In another one to file under #OrwellWouldShit, the UN General Assembly elected China to the Human Rights Council—despite the country holding some one million Uighur Muslims in concentration camps. The General Assembly also elected Russia, Cuba, Uzbekistan and Pakistan—all similarly accused of human rights violations, if not quite such ambitious ones. US Secretary of State Mike Pompeo criticized the election of countries with “abhorrent human rights records.” A week before the General Assembly vote, China’s UN ambassador Zhang Jun read a statement before the body, denouncing the US for “systematic racial discrimination and violence,” which was endorsed by 25 other nations—including Russia, Iran and North Korea. Of course the perverse irony of this is that Pompeo and Zhang are both correct. And therefore neither has any moral credibility to criticize the other. (Photo: Xinjiang Judicial Administration via The Diplomat)

North Africa
JNIM

Mali: now a three-way war —or four?

Jihadist militants continue to wage a low-level insurgency in Mali, targetting government troops and their French allies. Last week, the Group for Support of Islam & Muslims (JNIM) claimed responsibility for a suicide attack on French forces. But internecine fighting between jihadist factions also takes an increasing toll. Since an apparent truce broke down this year, there have been repeated clashes between JINM, an al-Qaeda affiliate, and the self-declared Islamic State in the Greater Sahara. Amid all this, the National Movement for the Liberation of Azawad (MNLA), seeking self-rule for the Tuareg people in the desert north, maintains a precarious independence from both the jihadist and government forces. In a statement, the MNLA accused the government of fomenting conflict in the region as a strategy to avoid ceding autonomy to the Tuaregs, as mandated by a 2015 peace accord. The statement warned that the MNLA will not surrender its arms until terms of the accord are instated. (Photo of JNIM militants via Long War Journal)

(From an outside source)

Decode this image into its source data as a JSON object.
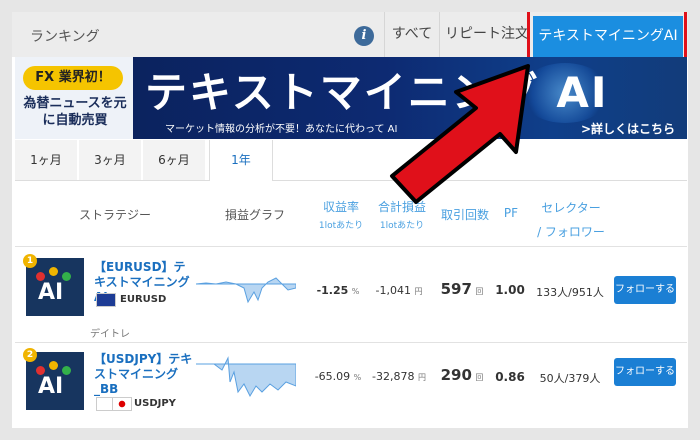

Africa
BLM

African countries call on UN to investigate racism in US

African countries are urging the UN Human Rights Council to investigate systemic racism and police violence in the United States, according to a draft resolution. Diplomats received the resolution ahead of a debate at the Human Rights Council in Geneva to be convened on the question at the request of Burkina Faso. The draft resolution calls for the establishment of an independent international commission of inquiry (COI)—a measure normally used in response to a major crisis, such as the armed conflict in Syria. The resolution states that the COI should be empowered to “establish facts and circumstances related to the systemic racism, alleged violations of international human rights law and abuses against Africans and of people of African descent in the United States.” (Photo: The Village Sun)

Africa
Mali troops

Sahel security forces accused of war crimes

Soldiers rampaging through villages in Mali, Niger and Burkina Faso have unlawfully killed or forcibly disappeared at least 199 people between February and April 2020, Amnesty International said in a new briefing. Some of the killings amount to extrajudicial executions and among the victims are internally displaced persons. The deliberate killings of unarmed civilians by security forces could meet the qualification of war crimes. (Photo: Magharebia via Wikimedia Commons)